12.3 with regard to legal channels of entry, to:
12.3.1 increase access to legal migration channels to Europe, including enhanced resettlement and admissions for humanitarian reasons, family reunification for the beneficiaries of subsidiary protection and student visas for refugees from countries neighbouring Syria;
12.3.2 consider the establishment of hotspots and the processing of asylum applications outside Europe with a view to identifying those in need of protection before they risk their lives on a journey;
12.3.3 raise awareness of the situation of refugees and ensure the elimination of all types of discrimination, intolerance or xenophobia against them;
12.3.4 reflect on the emerging challenges faced by integration policies in states which have been confronted with unprecedented numbers of migrants;
12.3.5 support grass-roots initiatives in the field of integration and education;

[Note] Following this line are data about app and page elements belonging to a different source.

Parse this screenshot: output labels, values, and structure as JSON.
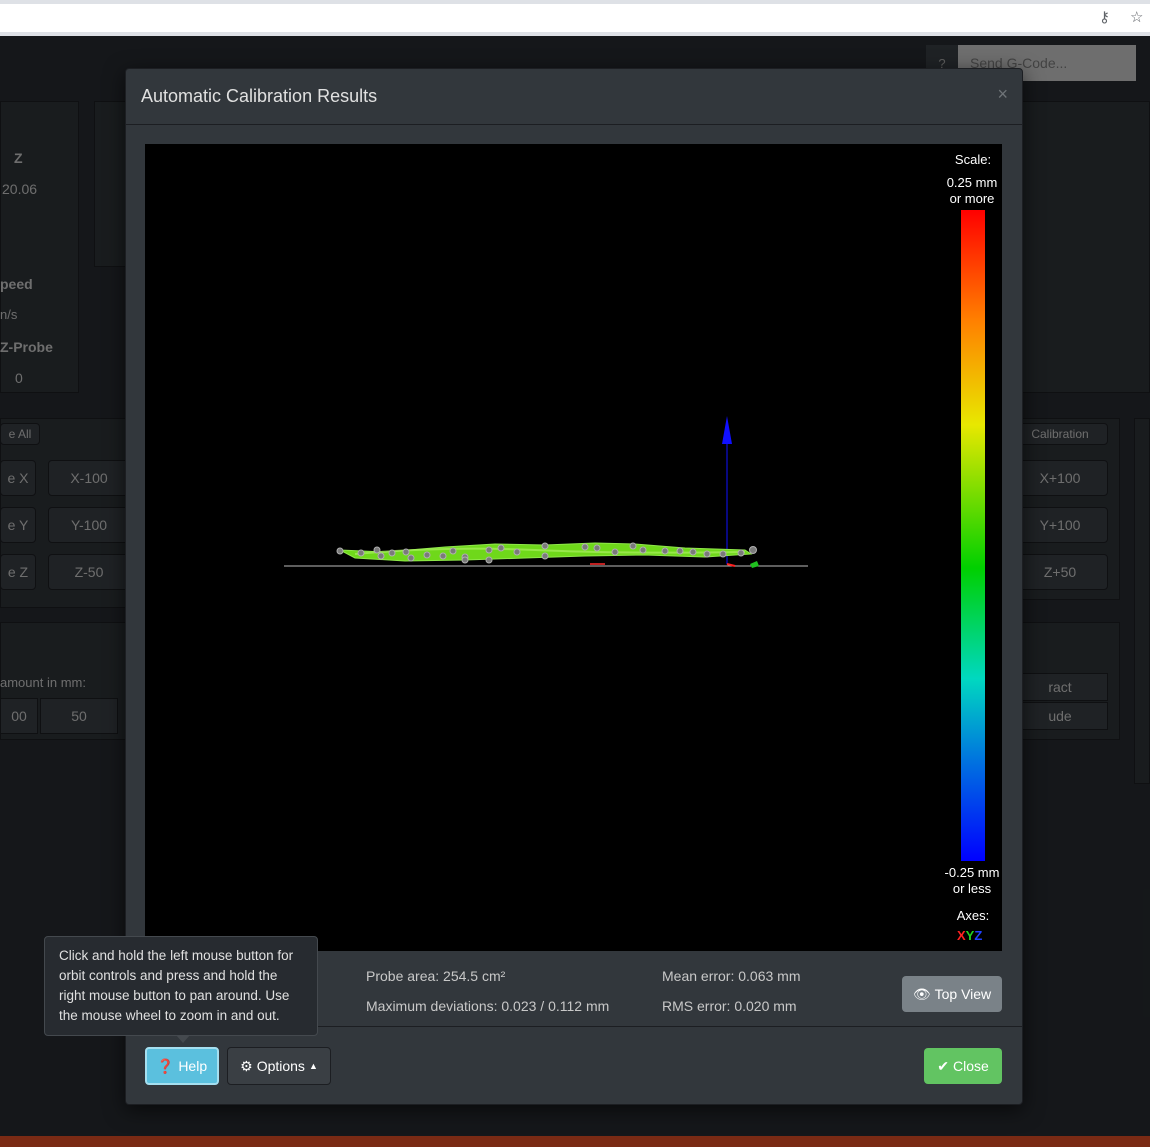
{
  "browser": {
    "key_icon": "key-icon",
    "star_icon": "star-icon"
  },
  "background": {
    "help_label": "?",
    "gcode_placeholder": "Send G-Code...",
    "col_z": "Z",
    "z_value": "20.06",
    "speed_label": "peed",
    "speed_unit": "n/s",
    "zprobe_label": "Z-Probe",
    "zprobe_value": "0",
    "home_all": "e All",
    "home_x": "e X",
    "home_y": "e Y",
    "home_z": "e Z",
    "x_minus": "X-100",
    "y_minus": "Y-100",
    "z_minus": "Z-50",
    "calibration_btn": "Calibration",
    "x_plus": "X+100",
    "y_plus": "Y+100",
    "z_plus": "Z+50",
    "amount_label": "amount in mm:",
    "amount_00": "00",
    "amount_50": "50",
    "retract": "ract",
    "extrude": "ude"
  },
  "modal": {
    "title": "Automatic Calibration Results",
    "close_x": "×",
    "scale_title": "Scale:",
    "scale_top_1": "0.25 mm",
    "scale_top_2": "or more",
    "scale_bottom_1": "-0.25 mm",
    "scale_bottom_2": "or less",
    "axes_label": "Axes:",
    "axis_x": "X",
    "axis_y": "Y",
    "axis_z": "Z",
    "axis_colors": {
      "x": "#ff2020",
      "y": "#20d020",
      "z": "#2040ff"
    },
    "probe_area": "Probe area: 254.5 cm²",
    "max_dev": "Maximum deviations: 0.023 / 0.112 mm",
    "mean_error": "Mean error: 0.063 mm",
    "rms_error": "RMS error: 0.020 mm",
    "top_view": "Top View",
    "help": "Help",
    "options": "Options",
    "close": "Close",
    "tooltip": "Click and hold the left mouse button for orbit controls and press and hold the right mouse button to pan around. Use the mouse wheel to zoom in and out."
  }
}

12.4 with regard to reducing the incentives for irregular migration, to:
12.4.1 harmonise return practices and implement them when appropriate;
12.4.2 expand Frontex’s mandate so that the agency can scale up its support to member States in order, inter alia, to facilitate, organise and fund return operations;
12.4.3 establish a European border guard system;
12.4.4 establish a stronger partnership with countries of departure with a view to preventing irregular crossings;
12.5 with regard to addressing the root causes, to:
12.5.1 step up development co-operation between Europe and the countries of origin, including not only financial support but also economic projects which would contribute to sustainable development;
12.5.2 engage in a meaningful and comprehensive dialogue with the African and Asian countries of origin and transit in order to jointly manage migration and asylum flows in a spirit of shared responsibility;
12.5.3 make full use of the Emergency Trust Fund for stability and address the root causes of irregular migration and displaced people in Africa;
12.5.4 establish, in co-operation with the UNHCR and the International Organization for Migration, multipurpose centres similar to the one which was set up in Niger.